## Exercise prompt
Exactly as written, retype the listing below, omitting the pictures.
BEGIN
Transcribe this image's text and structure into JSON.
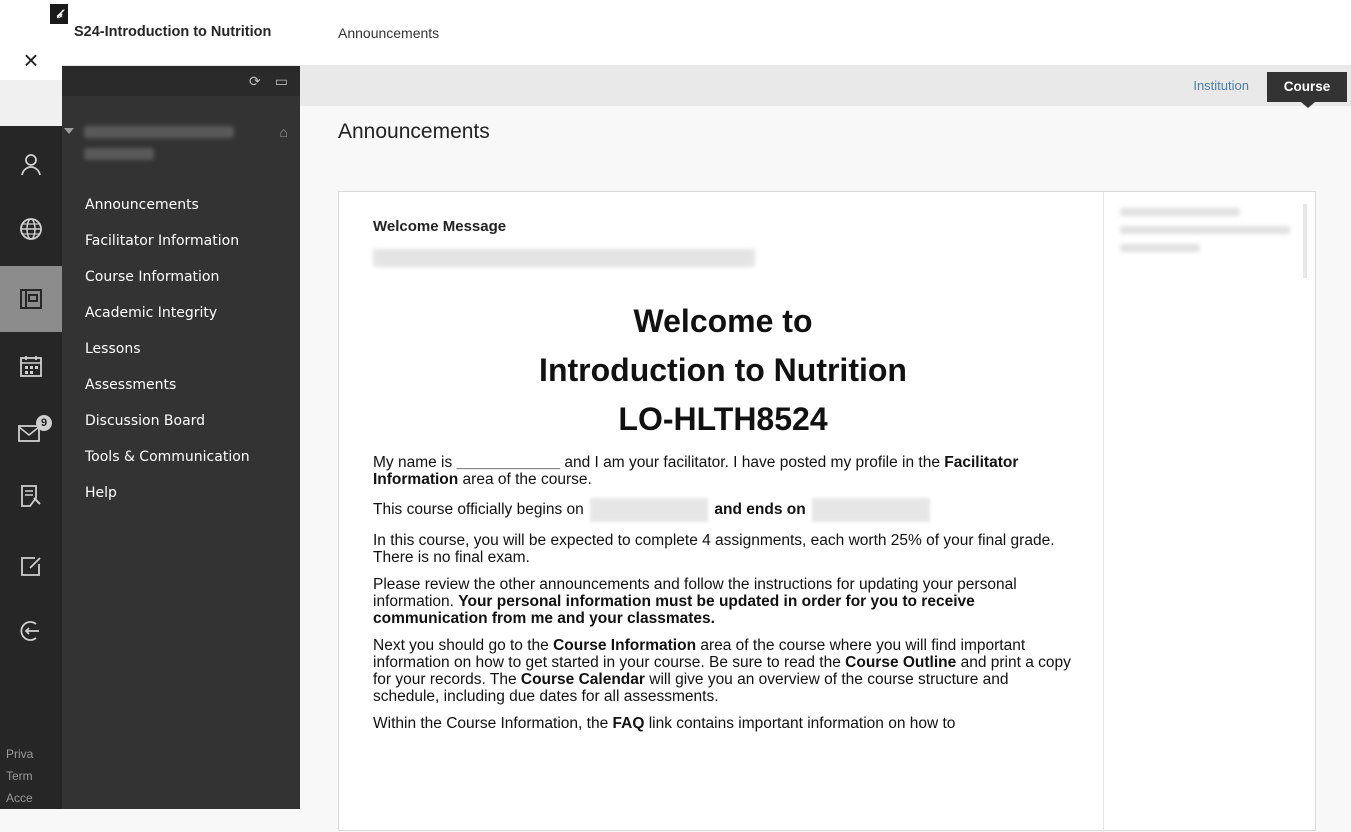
{
  "topbar": {
    "course_title": "S24-Introduction to Nutrition",
    "breadcrumb": "Announcements"
  },
  "basenav": {
    "close_label": "×",
    "icons": [
      "profile-icon",
      "globe-icon",
      "courses-icon",
      "calendar-icon",
      "messages-icon",
      "grades-icon",
      "tools-icon",
      "logout-icon"
    ],
    "messages_badge": "9",
    "footer": [
      "Priva",
      "Term",
      "Acce"
    ]
  },
  "course_menu": {
    "items": [
      {
        "label": "Announcements"
      },
      {
        "label": "Facilitator Information"
      },
      {
        "label": "Course Information"
      },
      {
        "label": "Academic Integrity"
      },
      {
        "label": "Lessons"
      },
      {
        "label": "Assessments"
      },
      {
        "label": "Discussion Board"
      },
      {
        "label": "Tools & Communication"
      },
      {
        "label": "Help"
      }
    ]
  },
  "context_bar": {
    "institution": "Institution",
    "course": "Course"
  },
  "page": {
    "title": "Announcements"
  },
  "announcement": {
    "title": "Welcome Message",
    "headline": [
      "Welcome to",
      "Introduction to Nutrition",
      "LO-HLTH8524"
    ],
    "p1_a": "My name is ",
    "p1_blank": "____________",
    "p1_b": " and I am your facilitator. I have posted my profile in the ",
    "p1_bold": "Facilitator Information",
    "p1_c": " area of the course.",
    "p2_a": "This course officially begins on ",
    "p2_bold": "and ends on",
    "p3": "In this course, you will be expected to complete 4 assignments, each worth 25% of your final grade. There is no final exam.",
    "p4_a": "Please review the other announcements and follow the instructions for updating your personal information. ",
    "p4_bold": "Your personal information must be updated in order for you to receive communication from me and your classmates.",
    "p5_a": "Next you should go to the ",
    "p5_b1": "Course Information",
    "p5_b": " area of the course where you will find important information on how to get started in your course. Be sure to read the ",
    "p5_b2": "Course Outline",
    "p5_c": " and print a copy for your records. The ",
    "p5_b3": "Course Calendar",
    "p5_d": " will give you an overview of the course structure and schedule, including due dates for all assessments.",
    "p6_a": "Within the Course Information, the ",
    "p6_bold": "FAQ",
    "p6_b": " link contains important information on how to"
  }
}
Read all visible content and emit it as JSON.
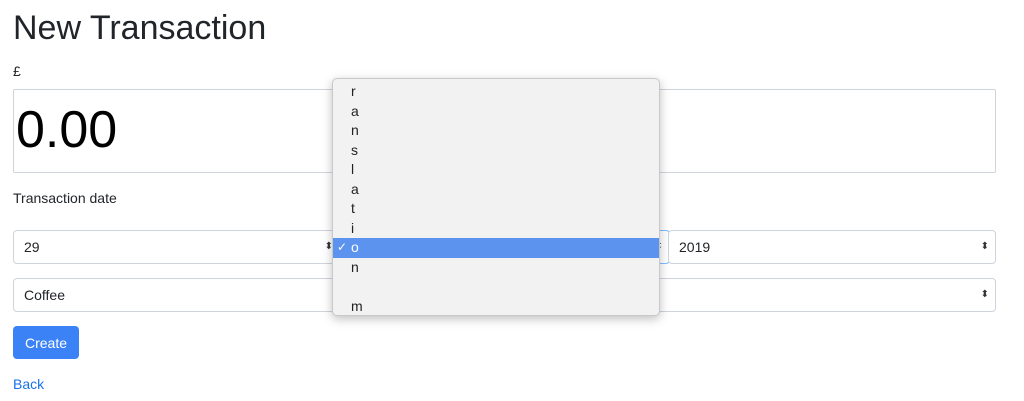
{
  "page": {
    "title": "New Transaction",
    "currency_symbol": "£",
    "amount_value": "0.00",
    "date_label": "Transaction date",
    "create_label": "Create",
    "back_label": "Back"
  },
  "form": {
    "day_value": "29",
    "month_value": "",
    "year_value": "2019",
    "category_value": "Coffee"
  },
  "dropdown": {
    "options": [
      "r",
      "a",
      "n",
      "s",
      "l",
      "a",
      "t",
      "i",
      "o",
      "n",
      "",
      "m"
    ],
    "selected_index": 8,
    "check_glyph": "✓"
  },
  "icons": {
    "select_arrows": "⬍"
  },
  "colors": {
    "primary": "#3b82f6",
    "link": "#1a73e8",
    "dropdown_highlight": "#5b93ee",
    "focus_border": "#80bdff"
  }
}
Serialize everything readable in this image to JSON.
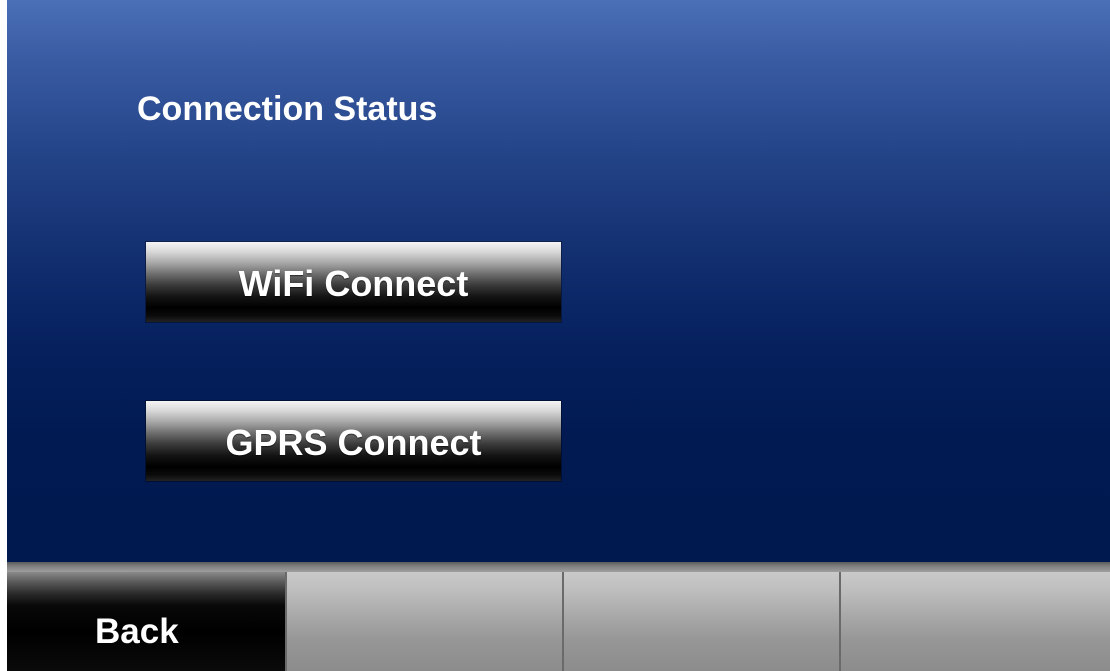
{
  "main": {
    "title": "Connection Status",
    "buttons": {
      "wifi_label": "WiFi Connect",
      "gprs_label": "GPRS Connect"
    }
  },
  "softkeys": {
    "back_label": "Back",
    "slot2_label": "",
    "slot3_label": "",
    "slot4_label": ""
  },
  "colors": {
    "background_top": "#4b70b8",
    "background_bottom": "#001a4f",
    "button_text": "#ffffff"
  }
}
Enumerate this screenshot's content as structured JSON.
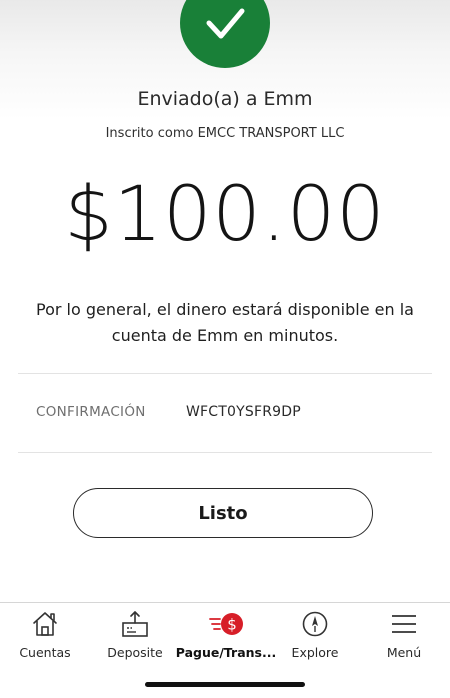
{
  "success": {
    "icon": "checkmark-icon",
    "color": "#198038"
  },
  "confirmation_screen": {
    "sent_to": "Enviado(a) a Emm",
    "enrolled_as": "Inscrito como EMCC TRANSPORT LLC",
    "amount": "$100.00",
    "availability_note": "Por lo general, el dinero estará disponible en la cuenta de Emm en minutos.",
    "confirmation_label": "CONFIRMACIÓN",
    "confirmation_code": "WFCT0YSFR9DP",
    "done_button_label": "Listo"
  },
  "tab_bar": {
    "accent_color": "#d71e28",
    "tabs": [
      {
        "label": "Cuentas",
        "icon": "home-icon",
        "active": false
      },
      {
        "label": "Deposite",
        "icon": "deposit-icon",
        "active": false
      },
      {
        "label": "Pague/Trans...",
        "icon": "pay-transfer-icon",
        "active": true
      },
      {
        "label": "Explore",
        "icon": "compass-icon",
        "active": false
      },
      {
        "label": "Menú",
        "icon": "menu-icon",
        "active": false
      }
    ]
  }
}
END
## Exercise output
Transcribe this image's text and structure into JSON.
{
  "topbar": {
    "course_title": "S24-Introduction to Nutrition",
    "breadcrumb": "Announcements"
  },
  "basenav": {
    "close_label": "×",
    "icons": [
      "profile-icon",
      "globe-icon",
      "courses-icon",
      "calendar-icon",
      "messages-icon",
      "grades-icon",
      "tools-icon",
      "logout-icon"
    ],
    "messages_badge": "9",
    "footer": [
      "Priva",
      "Term",
      "Acce"
    ]
  },
  "course_menu": {
    "items": [
      {
        "label": "Announcements"
      },
      {
        "label": "Facilitator Information"
      },
      {
        "label": "Course Information"
      },
      {
        "label": "Academic Integrity"
      },
      {
        "label": "Lessons"
      },
      {
        "label": "Assessments"
      },
      {
        "label": "Discussion Board"
      },
      {
        "label": "Tools & Communication"
      },
      {
        "label": "Help"
      }
    ]
  },
  "context_bar": {
    "institution": "Institution",
    "course": "Course"
  },
  "page": {
    "title": "Announcements"
  },
  "announcement": {
    "title": "Welcome Message",
    "headline": [
      "Welcome to",
      "Introduction to Nutrition",
      "LO-HLTH8524"
    ],
    "p1_a": "My name is ",
    "p1_blank": "____________",
    "p1_b": " and I am your facilitator. I have posted my profile in the ",
    "p1_bold": "Facilitator Information",
    "p1_c": " area of the course.",
    "p2_a": "This course officially begins on ",
    "p2_bold": "and ends on",
    "p3": "In this course, you will be expected to complete 4 assignments, each worth 25% of your final grade. There is no final exam.",
    "p4_a": "Please review the other announcements and follow the instructions for updating your personal information. ",
    "p4_bold": "Your personal information must be updated in order for you to receive communication from me and your classmates.",
    "p5_a": "Next you should go to the ",
    "p5_b1": "Course Information",
    "p5_b": " area of the course where you will find important information on how to get started in your course. Be sure to read the ",
    "p5_b2": "Course Outline",
    "p5_c": " and print a copy for your records. The ",
    "p5_b3": "Course Calendar",
    "p5_d": " will give you an overview of the course structure and schedule, including due dates for all assessments.",
    "p6_a": "Within the Course Information, the ",
    "p6_bold": "FAQ",
    "p6_b": " link contains important information on how to"
  }
}
Read all visible content and emit it as JSON.
{
  "page": {
    "title": "New Transaction",
    "currency_symbol": "£",
    "amount_value": "0.00",
    "date_label": "Transaction date",
    "create_label": "Create",
    "back_label": "Back"
  },
  "form": {
    "day_value": "29",
    "month_value": "",
    "year_value": "2019",
    "category_value": "Coffee"
  },
  "dropdown": {
    "options": [
      "r",
      "a",
      "n",
      "s",
      "l",
      "a",
      "t",
      "i",
      "o",
      "n",
      "",
      "m"
    ],
    "selected_index": 8,
    "check_glyph": "✓"
  },
  "icons": {
    "select_arrows": "⬍"
  },
  "colors": {
    "primary": "#3b82f6",
    "link": "#1a73e8",
    "dropdown_highlight": "#5b93ee",
    "focus_border": "#80bdff"
  }
}
Serialize everything readable in this image to JSON.
{
  "main": {
    "title": "Connection Status",
    "buttons": {
      "wifi_label": "WiFi Connect",
      "gprs_label": "GPRS Connect"
    }
  },
  "softkeys": {
    "back_label": "Back",
    "slot2_label": "",
    "slot3_label": "",
    "slot4_label": ""
  },
  "colors": {
    "background_top": "#4b70b8",
    "background_bottom": "#001a4f",
    "button_text": "#ffffff"
  }
}
Enumerate this screenshot's content as structured JSON.
{
  "success": {
    "icon": "checkmark-icon",
    "color": "#198038"
  },
  "confirmation_screen": {
    "sent_to": "Enviado(a) a Emm",
    "enrolled_as": "Inscrito como EMCC TRANSPORT LLC",
    "amount": "$100.00",
    "availability_note": "Por lo general, el dinero estará disponible en la cuenta de Emm en minutos.",
    "confirmation_label": "CONFIRMACIÓN",
    "confirmation_code": "WFCT0YSFR9DP",
    "done_button_label": "Listo"
  },
  "tab_bar": {
    "accent_color": "#d71e28",
    "tabs": [
      {
        "label": "Cuentas",
        "icon": "home-icon",
        "active": false
      },
      {
        "label": "Deposite",
        "icon": "deposit-icon",
        "active": false
      },
      {
        "label": "Pague/Trans...",
        "icon": "pay-transfer-icon",
        "active": true
      },
      {
        "label": "Explore",
        "icon": "compass-icon",
        "active": false
      },
      {
        "label": "Menú",
        "icon": "menu-icon",
        "active": false
      }
    ]
  }
}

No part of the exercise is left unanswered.